Life was going where I wanted it to go. I had everything: a happy marriage, a daughter, a career as a stationery engineer, a home overlooking a golf course. Alcoholism crept up on me fast over a period of four years in my 40s. I started having attendance problems at work. I remember my co-workers telling me to go hide somewhere, they could smell the alcohol on me. Problems at home with my wife were escalating too.
I got to the point where I didn’t want to deal with anyone; I’d rather isolate myself and drink. One day, I picked up and ran from my life. My alcoholism took me cross-country, first escaping from the east coast to the west coast, and then to Colorado.

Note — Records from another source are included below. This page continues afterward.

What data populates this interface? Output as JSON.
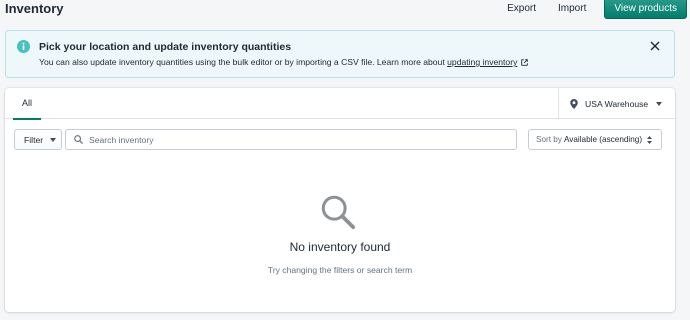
{
  "header": {
    "title": "Inventory",
    "export_label": "Export",
    "import_label": "Import",
    "view_products_label": "View products"
  },
  "banner": {
    "title": "Pick your location and update inventory quantities",
    "body_prefix": "You can also update inventory quantities using the bulk editor or by importing a CSV file. Learn more about ",
    "link_text": "updating inventory",
    "accent_color": "#47c1bf"
  },
  "tabs": [
    {
      "label": "All",
      "selected": true
    }
  ],
  "location": {
    "selected": "USA Warehouse"
  },
  "toolbar": {
    "filter_label": "Filter",
    "search_placeholder": "Search inventory",
    "search_value": "",
    "sort_prefix": "Sort by",
    "sort_value": "Available (ascending)"
  },
  "empty_state": {
    "icon": "search-icon",
    "title": "No inventory found",
    "subtitle": "Try changing the filters or search term"
  },
  "colors": {
    "primary": "#008060",
    "text": "#212b36",
    "subdued": "#637381"
  }
}
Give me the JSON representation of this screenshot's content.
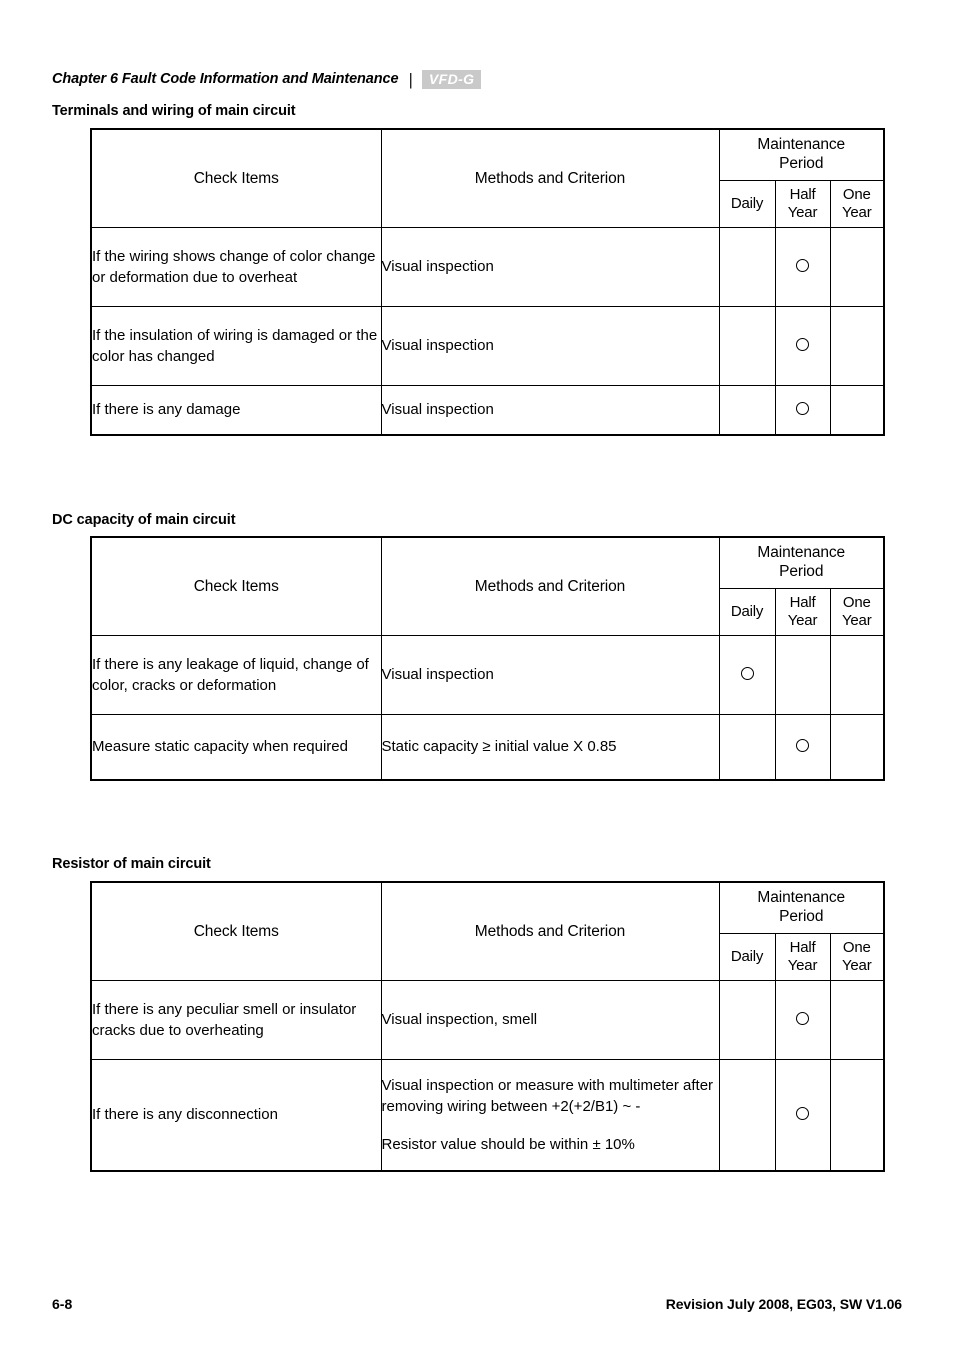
{
  "header": {
    "chapter": "Chapter 6  Fault Code Information and Maintenance",
    "separator": "|",
    "logo_text": "VFD-G",
    "logo_name": "vfd-g-logo"
  },
  "columns": {
    "check_items": "Check Items",
    "methods": "Methods and Criterion",
    "period": "Maintenance\nPeriod",
    "period_line1": "Maintenance",
    "period_line2": "Period",
    "daily": "Daily",
    "half_year_line1": "Half",
    "half_year_line2": "Year",
    "one_year_line1": "One",
    "one_year_line2": "Year"
  },
  "sections": [
    {
      "caption": "Terminals and wiring of main circuit",
      "rows": [
        {
          "check": "If the wiring shows change of color change or deformation due to overheat",
          "method": [
            "Visual inspection"
          ],
          "daily": "",
          "half_year": "○",
          "one_year": ""
        },
        {
          "check": "If the insulation of wiring is damaged or the color has changed",
          "method": [
            "Visual inspection"
          ],
          "daily": "",
          "half_year": "○",
          "one_year": ""
        },
        {
          "check": "If there is any damage",
          "method": [
            "Visual inspection"
          ],
          "daily": "",
          "half_year": "○",
          "one_year": ""
        }
      ]
    },
    {
      "caption": "DC capacity of main circuit",
      "rows": [
        {
          "check": "If there is any leakage of liquid, change of color, cracks or deformation",
          "method": [
            "Visual inspection"
          ],
          "daily": "○",
          "half_year": "",
          "one_year": ""
        },
        {
          "check": "Measure static capacity when required",
          "method": [
            "Static capacity ≥  initial value X 0.85"
          ],
          "daily": "",
          "half_year": "○",
          "one_year": ""
        }
      ]
    },
    {
      "caption": "Resistor of main circuit",
      "rows": [
        {
          "check": "If there is any peculiar smell or insulator cracks due to overheating",
          "method": [
            "Visual inspection, smell"
          ],
          "daily": "",
          "half_year": "○",
          "one_year": ""
        },
        {
          "check": "If there is any disconnection",
          "method": [
            "Visual inspection or measure with multimeter after removing wiring between +2(+2/B1) ~ -",
            "Resistor value should be within ± 10%"
          ],
          "daily": "",
          "half_year": "○",
          "one_year": ""
        }
      ]
    }
  ],
  "footer": {
    "page_number": "6-8",
    "revision": "Revision July 2008, EG03, SW V1.06"
  }
}
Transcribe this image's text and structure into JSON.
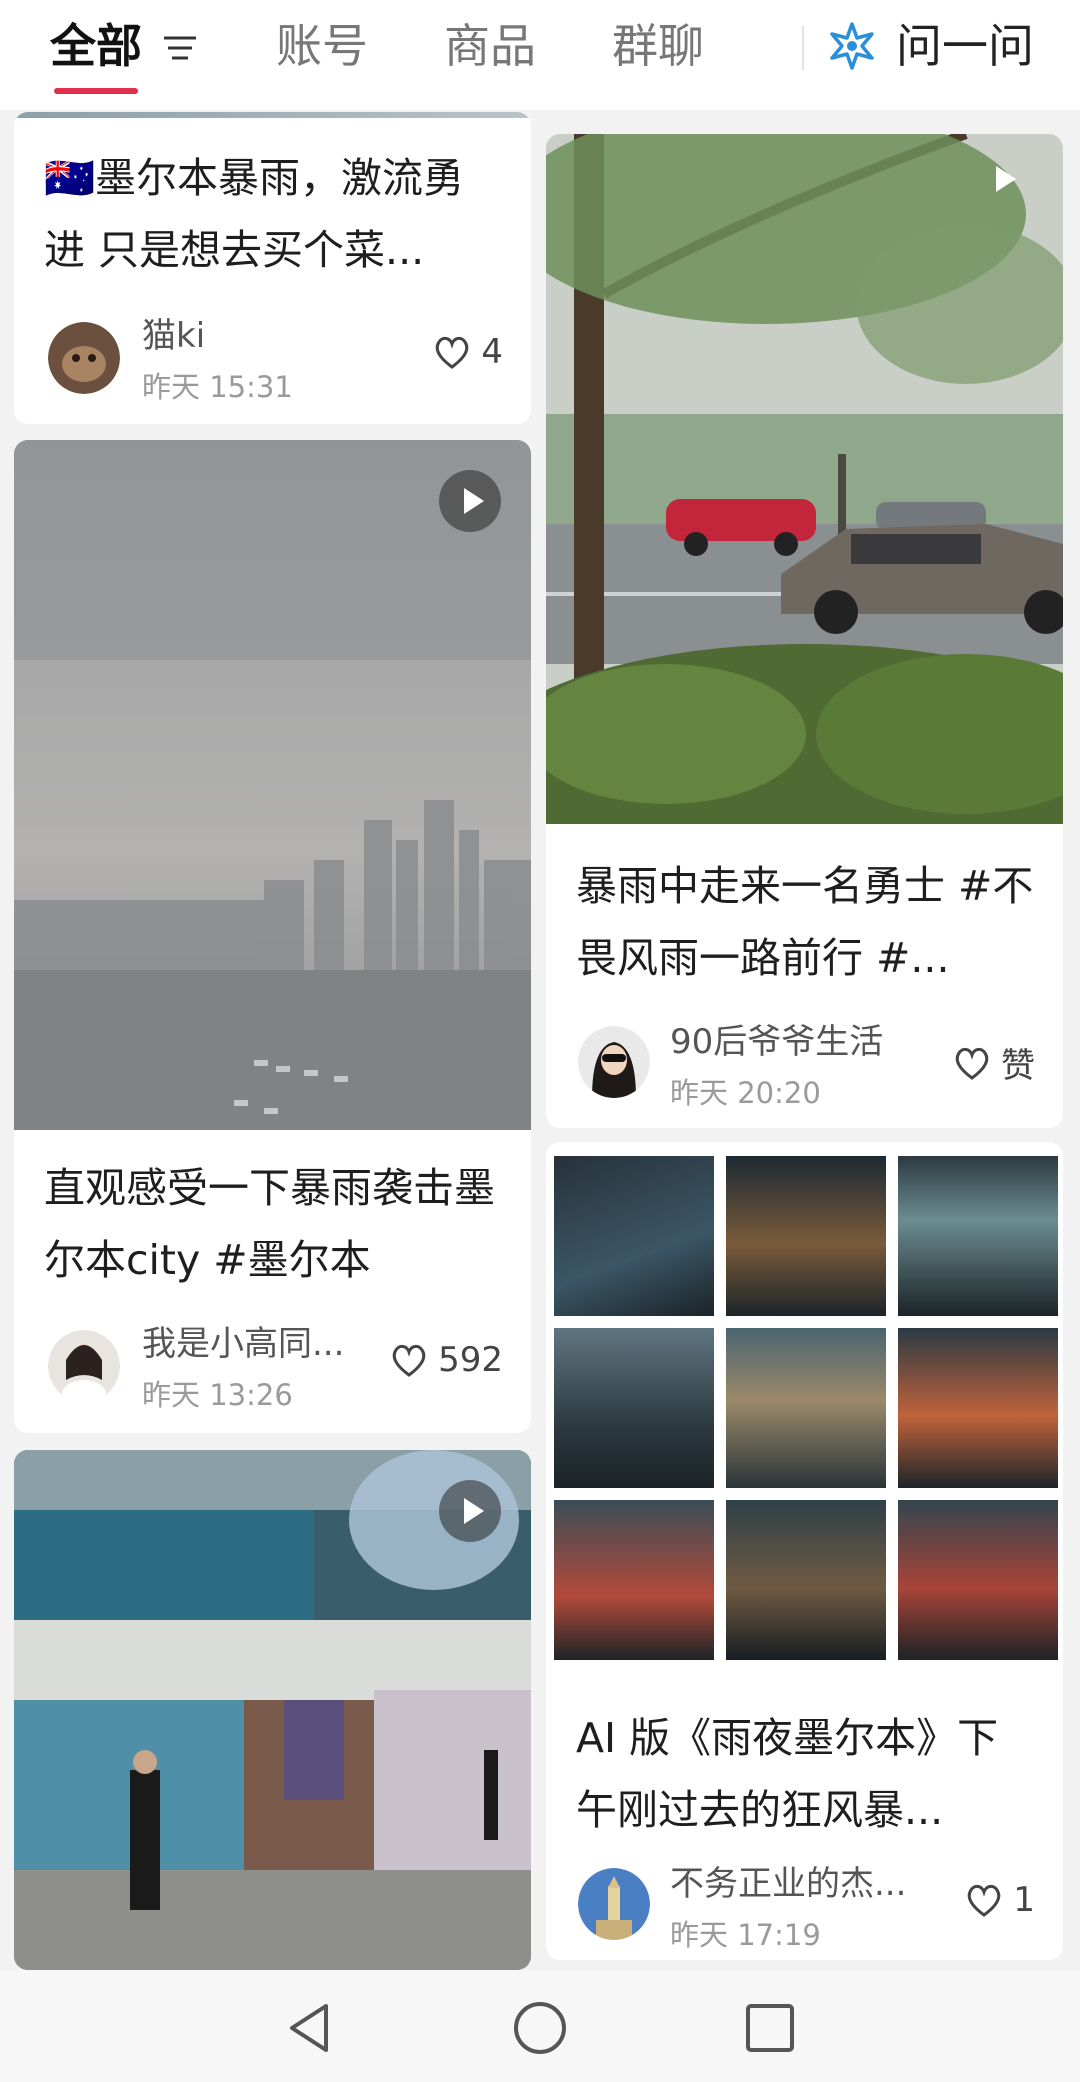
{
  "tabs": [
    {
      "label": "全部",
      "active": true
    },
    {
      "label": "账号",
      "active": false
    },
    {
      "label": "商品",
      "active": false
    },
    {
      "label": "群聊",
      "active": false
    }
  ],
  "ask": {
    "label": "问一问",
    "icon": "ai-star-icon"
  },
  "accent_color": "#e0304a",
  "cards": [
    {
      "id": "card1",
      "title": "🇦🇺墨尔本暴雨，激流勇进 只是想去买个菜...",
      "author": "猫ki",
      "time": "昨天 15:31",
      "likes": "4",
      "is_video": false
    },
    {
      "id": "card2",
      "title": "暴雨中走来一名勇士 #不畏风雨一路前行 #...",
      "author": "90后爷爷生活",
      "time": "昨天 20:20",
      "likes": "赞",
      "is_video": true
    },
    {
      "id": "card3",
      "title": "直观感受一下暴雨袭击墨尔本city #墨尔本",
      "author": "我是小高同...",
      "time": "昨天 13:26",
      "likes": "592",
      "is_video": true
    },
    {
      "id": "card5",
      "title": "AI 版《雨夜墨尔本》下午刚过去的狂风暴...",
      "author": "不务正业的杰...",
      "time": "昨天 17:19",
      "likes": "1",
      "is_video": false
    },
    {
      "id": "card4",
      "is_video": true
    }
  ],
  "navbar": {
    "icons": [
      "back-triangle-icon",
      "home-circle-icon",
      "recents-square-icon"
    ]
  }
}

When I moved to Colorado, I quickly went through my last paycheck and became homeless. I remember sleeping on the streets during the worst of winter with a thin blanket. I told myself I’d starve to death before panhandling though. At that time, I thought I must be the only one in the world who drank as much as I did.
I knew I wanted help when I passed a bank kiosk setup outside a local grocery store designed to approach shoppers and gain their business. I realized when I walked past; they looked away, like they didn’t want my business. After that, I checked out my reflection in a window and saw how homeless I appeared. I had been wearing the same clothes for three weeks.
My first experience with Arapahoe House was at one of their detox centers. I began the physical detox process from alcohol and waited for a spot to open up at Healing First (Arapahoe House’s intensive residential treatment program).
I had no idea what to expect. I had preconceptions that I would be judged or punished, that treatment would be with a bunch of crazy people. It turned out to be the opposite. The counselors were supportive and the clients were from all different backgrounds. I learned that no matter what drug you use, it’s the same disease and it affects a lot of people. Healing First gave me an understanding that I wasn’t defective. I started to open my mind and simply got serious about sobriety. I had something for the first time in a long time, and that was hope.
After Healing First, I thought I was done with treatment, that I was better. As an engineer, numbers are the language I understand best. The counselors demonstrated to me that the odds were greater that I’d stay sober if I received more treatment.
I was referred to the Wright Center (Arapahoe House’s transitional residential treatment program), a step-down program focused on employment, sobriety and reintegration into outside life. I regained employment in my field and started mending the relationship with my daughter. She’s 13 now, an understanding and forgiving kid. The Wright Center was a great next step in my evolution to getting better.
I’ve had an amazing fall and slow comeback, but I’m glad to be contributing now. I have a new appreciation for things like the ability to pay bills. I just bought a car. It’s not a great car, but it means I’m on my way back to getting the life I once had. I never thought I could get out of the hole I was in. I will always be an alcoholic, but I’m no longer a practicing alcoholic.
My advice for others who are suffering is that once you make the decision to stop digging yourself in a hole, there is help out there and you don’t have to do it alone. Get into treatment at Arapahoe House. Don’t lose everything like I did before you reach out for help. Arapahoe House helped me tremendously. It’s amazing how life can come back to you. I never thought it would for me.